====== Source data ======

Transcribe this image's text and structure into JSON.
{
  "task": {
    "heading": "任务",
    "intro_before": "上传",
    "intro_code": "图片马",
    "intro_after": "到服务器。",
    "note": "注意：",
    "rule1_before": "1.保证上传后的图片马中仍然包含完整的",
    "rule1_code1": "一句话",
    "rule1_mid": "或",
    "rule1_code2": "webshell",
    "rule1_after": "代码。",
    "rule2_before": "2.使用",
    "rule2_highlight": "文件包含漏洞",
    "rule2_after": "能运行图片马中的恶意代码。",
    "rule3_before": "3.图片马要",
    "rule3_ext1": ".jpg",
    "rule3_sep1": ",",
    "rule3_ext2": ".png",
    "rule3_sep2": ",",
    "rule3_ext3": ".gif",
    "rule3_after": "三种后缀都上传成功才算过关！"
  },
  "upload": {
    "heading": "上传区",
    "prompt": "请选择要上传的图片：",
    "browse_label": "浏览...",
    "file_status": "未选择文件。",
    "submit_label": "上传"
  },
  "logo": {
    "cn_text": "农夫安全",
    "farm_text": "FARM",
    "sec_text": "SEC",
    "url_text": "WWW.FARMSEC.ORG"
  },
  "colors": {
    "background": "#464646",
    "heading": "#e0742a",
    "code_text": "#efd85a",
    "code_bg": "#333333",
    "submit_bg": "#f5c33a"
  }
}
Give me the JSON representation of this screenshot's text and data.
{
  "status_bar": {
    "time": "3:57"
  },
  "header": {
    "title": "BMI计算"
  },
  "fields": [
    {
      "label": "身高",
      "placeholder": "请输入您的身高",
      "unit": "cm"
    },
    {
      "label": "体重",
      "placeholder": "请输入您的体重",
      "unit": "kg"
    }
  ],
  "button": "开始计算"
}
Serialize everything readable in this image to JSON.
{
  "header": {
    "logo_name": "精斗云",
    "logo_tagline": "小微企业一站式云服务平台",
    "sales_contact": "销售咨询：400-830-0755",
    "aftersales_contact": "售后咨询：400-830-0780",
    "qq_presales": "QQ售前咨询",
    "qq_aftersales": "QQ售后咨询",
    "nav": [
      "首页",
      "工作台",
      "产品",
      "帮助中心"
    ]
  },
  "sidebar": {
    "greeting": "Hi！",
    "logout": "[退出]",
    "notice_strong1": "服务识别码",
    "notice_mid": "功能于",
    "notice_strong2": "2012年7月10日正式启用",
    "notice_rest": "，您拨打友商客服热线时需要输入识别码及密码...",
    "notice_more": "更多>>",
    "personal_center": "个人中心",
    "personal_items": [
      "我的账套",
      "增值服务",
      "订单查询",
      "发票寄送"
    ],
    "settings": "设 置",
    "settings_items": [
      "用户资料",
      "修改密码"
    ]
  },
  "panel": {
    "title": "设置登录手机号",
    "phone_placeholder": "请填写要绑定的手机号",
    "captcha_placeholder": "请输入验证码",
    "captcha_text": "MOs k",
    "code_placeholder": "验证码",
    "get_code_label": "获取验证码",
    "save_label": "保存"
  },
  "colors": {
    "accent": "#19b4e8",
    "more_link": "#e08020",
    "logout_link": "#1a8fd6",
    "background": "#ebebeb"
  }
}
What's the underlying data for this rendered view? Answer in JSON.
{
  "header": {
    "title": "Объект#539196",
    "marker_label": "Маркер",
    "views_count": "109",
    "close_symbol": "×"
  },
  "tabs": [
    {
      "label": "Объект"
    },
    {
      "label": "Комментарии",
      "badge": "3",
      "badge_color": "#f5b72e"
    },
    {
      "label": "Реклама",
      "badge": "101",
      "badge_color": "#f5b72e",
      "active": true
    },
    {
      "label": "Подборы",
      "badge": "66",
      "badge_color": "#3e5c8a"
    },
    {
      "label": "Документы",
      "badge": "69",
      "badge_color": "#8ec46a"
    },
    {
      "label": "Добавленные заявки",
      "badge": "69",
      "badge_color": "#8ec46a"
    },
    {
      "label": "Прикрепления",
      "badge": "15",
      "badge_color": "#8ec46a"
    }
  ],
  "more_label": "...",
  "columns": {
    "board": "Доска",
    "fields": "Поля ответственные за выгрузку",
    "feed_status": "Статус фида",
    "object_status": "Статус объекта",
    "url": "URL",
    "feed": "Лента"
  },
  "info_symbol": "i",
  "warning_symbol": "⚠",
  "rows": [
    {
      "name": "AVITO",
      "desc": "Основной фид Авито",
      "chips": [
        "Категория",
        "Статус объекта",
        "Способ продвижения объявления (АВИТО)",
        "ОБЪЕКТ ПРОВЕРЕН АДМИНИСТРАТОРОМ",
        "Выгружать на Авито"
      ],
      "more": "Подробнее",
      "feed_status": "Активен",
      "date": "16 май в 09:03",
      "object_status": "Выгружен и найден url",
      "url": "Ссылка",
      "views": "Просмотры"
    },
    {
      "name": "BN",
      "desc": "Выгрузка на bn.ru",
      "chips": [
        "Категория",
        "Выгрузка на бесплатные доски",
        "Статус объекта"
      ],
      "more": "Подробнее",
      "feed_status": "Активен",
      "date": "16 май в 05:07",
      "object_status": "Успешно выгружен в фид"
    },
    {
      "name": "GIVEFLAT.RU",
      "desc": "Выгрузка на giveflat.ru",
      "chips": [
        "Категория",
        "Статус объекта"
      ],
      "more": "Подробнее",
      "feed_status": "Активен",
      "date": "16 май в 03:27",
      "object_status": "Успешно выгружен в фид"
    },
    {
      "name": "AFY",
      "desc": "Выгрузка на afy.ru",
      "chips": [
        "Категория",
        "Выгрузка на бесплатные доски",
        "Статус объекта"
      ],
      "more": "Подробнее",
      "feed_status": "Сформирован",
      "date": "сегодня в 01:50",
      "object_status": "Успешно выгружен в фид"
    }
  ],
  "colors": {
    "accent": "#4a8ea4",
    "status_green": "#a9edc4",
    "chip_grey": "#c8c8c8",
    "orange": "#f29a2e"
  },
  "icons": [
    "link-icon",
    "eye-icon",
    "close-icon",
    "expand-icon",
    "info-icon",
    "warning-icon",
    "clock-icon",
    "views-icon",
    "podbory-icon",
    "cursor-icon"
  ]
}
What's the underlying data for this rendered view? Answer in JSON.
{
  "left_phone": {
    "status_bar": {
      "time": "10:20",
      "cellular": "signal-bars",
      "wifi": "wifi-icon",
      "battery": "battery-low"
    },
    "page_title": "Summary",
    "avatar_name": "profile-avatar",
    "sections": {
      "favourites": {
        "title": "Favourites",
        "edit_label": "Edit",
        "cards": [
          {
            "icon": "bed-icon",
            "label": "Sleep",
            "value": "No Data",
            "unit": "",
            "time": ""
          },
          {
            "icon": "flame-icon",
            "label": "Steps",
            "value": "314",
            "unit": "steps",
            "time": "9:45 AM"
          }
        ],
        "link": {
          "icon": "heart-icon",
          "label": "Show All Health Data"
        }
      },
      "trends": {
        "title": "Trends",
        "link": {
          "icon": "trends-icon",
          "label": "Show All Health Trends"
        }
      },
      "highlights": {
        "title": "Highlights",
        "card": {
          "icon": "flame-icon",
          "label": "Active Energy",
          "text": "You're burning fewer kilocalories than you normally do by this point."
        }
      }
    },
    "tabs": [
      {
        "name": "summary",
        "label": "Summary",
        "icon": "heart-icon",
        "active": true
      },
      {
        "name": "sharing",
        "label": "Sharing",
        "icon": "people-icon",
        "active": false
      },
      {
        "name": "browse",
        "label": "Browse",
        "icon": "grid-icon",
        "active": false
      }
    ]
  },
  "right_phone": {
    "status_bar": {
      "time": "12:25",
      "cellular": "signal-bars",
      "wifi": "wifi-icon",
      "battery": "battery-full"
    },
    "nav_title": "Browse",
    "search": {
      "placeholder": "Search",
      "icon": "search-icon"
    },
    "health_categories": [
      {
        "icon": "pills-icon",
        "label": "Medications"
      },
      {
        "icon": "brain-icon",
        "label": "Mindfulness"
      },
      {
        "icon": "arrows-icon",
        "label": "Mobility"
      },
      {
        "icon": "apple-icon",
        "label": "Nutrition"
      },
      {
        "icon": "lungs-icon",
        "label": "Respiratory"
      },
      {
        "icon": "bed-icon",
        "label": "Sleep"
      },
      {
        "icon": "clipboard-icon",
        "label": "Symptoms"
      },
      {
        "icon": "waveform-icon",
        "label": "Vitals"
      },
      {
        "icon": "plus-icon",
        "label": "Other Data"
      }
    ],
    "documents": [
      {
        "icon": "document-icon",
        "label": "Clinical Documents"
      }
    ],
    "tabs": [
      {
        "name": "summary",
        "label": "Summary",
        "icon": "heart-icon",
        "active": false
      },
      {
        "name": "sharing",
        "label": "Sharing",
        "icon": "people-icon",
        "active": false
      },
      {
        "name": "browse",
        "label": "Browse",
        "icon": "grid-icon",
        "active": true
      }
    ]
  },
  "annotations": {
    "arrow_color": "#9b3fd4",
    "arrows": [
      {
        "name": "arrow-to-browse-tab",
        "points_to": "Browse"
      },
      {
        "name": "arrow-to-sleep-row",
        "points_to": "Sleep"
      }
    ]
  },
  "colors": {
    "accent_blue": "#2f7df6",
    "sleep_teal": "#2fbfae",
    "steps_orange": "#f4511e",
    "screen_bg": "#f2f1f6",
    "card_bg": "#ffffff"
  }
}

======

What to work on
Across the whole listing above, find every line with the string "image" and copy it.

Written solution
Transcribe this image's text and structure into JSON.
Serialize everything readable in this image to JSON.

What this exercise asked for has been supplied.